However, there’s another pantheon the film can get in line with. The Pope’s Exorcist opens with a scene where Russell Crowe’s Padre Amorth conducts an exorcism* wherein the evil spirit leaves a possessed young man and enters a pig, which is quickly slaughtered. Much like that pig, let’s quickly slaughter the elephant in the room — if you have seen the trailer for this film, you know that Russell Crowe is bringing some accent to this movie, and it’s terrible. So congrats to Mr. Crowe, who joins the pantheon of bad accent movies, which runs the gamut from Kevin Costner’s Robin Hood: Prince of Thieves all the way right back to Russell Crowe and his own Robin Hood

*The film will later have his character explain that this one was part of the 98% of cases that are not actual possessions, but merely the type of situation that requires some conversation, psychology, and theater. Sadly, this is a quick one-off conversation versus what could have been an interesting exploration. But I think even the writers got distracted by Crowe’s accent.

Taking a step back, this film is ever-so-loosely based on the real life of Gabriele Amorth, a priest and official exorcist for the Catholic Church. He claims to have performed over one hundred thousand exorcisms in his life, though he would clarify that this does not mean 100K individual possessions, just times he prayed or conducted a ritual or whatever. It’s gobblygook hokum nonsense, let’s be clear. Anyway, set in the late ’80s, Crowe’s Amorth is brought before some Church council after that pig slaughter exorcism because they don’t believe that the Church needs an exorcist anymore. But he’s the Pope’s guy, so “if you have a problem with me, you talk to my boss!”* And then his boss/the Pope (Franco Nero) sends him off to Spain to investigate a possession, “something about [which] disturbs me greatly” (yes, the Pope feels disturbances in the force).

*With his accent, I’m half surprised he didn’t go with “eh, fucka-you, Imma da Pope’s ghostbuster!”

Here, I’ll pause to praise the single best thing about the film, Crowe’s priest on a moped. We see this a few times and it legit rules.

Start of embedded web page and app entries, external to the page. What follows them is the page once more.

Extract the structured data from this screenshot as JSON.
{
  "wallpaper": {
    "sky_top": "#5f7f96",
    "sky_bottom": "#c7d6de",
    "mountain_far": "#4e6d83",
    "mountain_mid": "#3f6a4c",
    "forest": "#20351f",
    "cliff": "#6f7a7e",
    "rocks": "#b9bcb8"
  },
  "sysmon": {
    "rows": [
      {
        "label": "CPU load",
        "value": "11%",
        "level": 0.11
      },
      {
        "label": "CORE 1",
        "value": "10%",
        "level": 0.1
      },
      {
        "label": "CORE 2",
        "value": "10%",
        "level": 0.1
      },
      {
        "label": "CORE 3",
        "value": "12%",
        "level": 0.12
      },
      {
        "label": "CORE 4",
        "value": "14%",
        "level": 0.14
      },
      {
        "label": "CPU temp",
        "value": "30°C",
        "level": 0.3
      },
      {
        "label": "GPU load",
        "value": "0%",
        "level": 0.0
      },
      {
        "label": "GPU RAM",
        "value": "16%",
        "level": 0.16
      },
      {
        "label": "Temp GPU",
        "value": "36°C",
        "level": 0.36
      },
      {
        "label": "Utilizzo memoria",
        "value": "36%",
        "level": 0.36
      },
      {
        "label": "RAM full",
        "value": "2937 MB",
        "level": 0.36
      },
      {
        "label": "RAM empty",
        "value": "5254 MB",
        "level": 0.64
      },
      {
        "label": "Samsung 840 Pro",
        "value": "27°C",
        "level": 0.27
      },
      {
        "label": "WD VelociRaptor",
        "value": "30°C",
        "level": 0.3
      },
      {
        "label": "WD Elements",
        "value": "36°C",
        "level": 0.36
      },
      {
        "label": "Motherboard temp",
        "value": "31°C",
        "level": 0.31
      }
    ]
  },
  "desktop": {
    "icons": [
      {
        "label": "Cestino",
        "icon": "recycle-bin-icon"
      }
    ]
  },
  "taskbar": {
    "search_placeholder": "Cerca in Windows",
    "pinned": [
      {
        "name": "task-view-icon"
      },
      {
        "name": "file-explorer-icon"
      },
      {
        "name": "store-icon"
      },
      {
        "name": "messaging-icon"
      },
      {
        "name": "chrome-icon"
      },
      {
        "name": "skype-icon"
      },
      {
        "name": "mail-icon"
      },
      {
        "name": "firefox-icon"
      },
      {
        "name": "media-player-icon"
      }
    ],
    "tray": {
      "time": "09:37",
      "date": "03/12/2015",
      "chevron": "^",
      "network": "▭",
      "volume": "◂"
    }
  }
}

In Spain, a family dealing with the loss of their, ahem, father figure, has moved into a quiet home. The son (Peter DeSouza-Feighoney) quickly ends up bedridden and out of sorts, and, well, you know where this is going. His mother (Alex Essoe) and sister (Laurel Marsden) get a local priest in, who does his best holding down the possessed fort until Padre Amorth shows up. This middle act of the film is the hardest part to get through. While competently put together and paced, it doesn’t offer much. The possession and exorcism stuff is pretty standard, not anything fun or interesting to add to the genre’s oeuvre. And worse yet, the possessed child is not very scary. At a minimum, freak my shit out, son. Instead, he mostly growls out some rote dialogue (“I am your worst fear, I am your demise,” etc.) and promises to corrupt the priests because he knows their sins.

Even as things start to ratchet up in the third act, we keep getting your run-of-the-mill stuff — spider kid climbing the ceiling, people getting whipped around, etc. The film does have one minorly interesting take on possessions by an amped-up super-demon that I won’t give away, although it doesn’t do much with the concept, which is a shame. Similarly a shame, late into the third act the movie finally loosens its collar and lets things go a bit batshit, right around the time it begs a callout to “nobody expects the Spanish Inquisition.” And here, reveling in the preposterous, it finally starts to have some fun. Unfortunately, it’s too little too late to save the film, especially when you consider the movie’s greatest sin. A sin that even Jesus himself has said is unforgivable. A sin that condemns The Pope’s Exorcist to hell. That sin comes in the form of Chekhov’s iron maiden. How are you gonna show an iron maiden, in a horror film, and not put someone in the iron maiden? I say this in the thickest of bad Italian accents while pinching my fingers and waving my hand, “it’s a travesty!”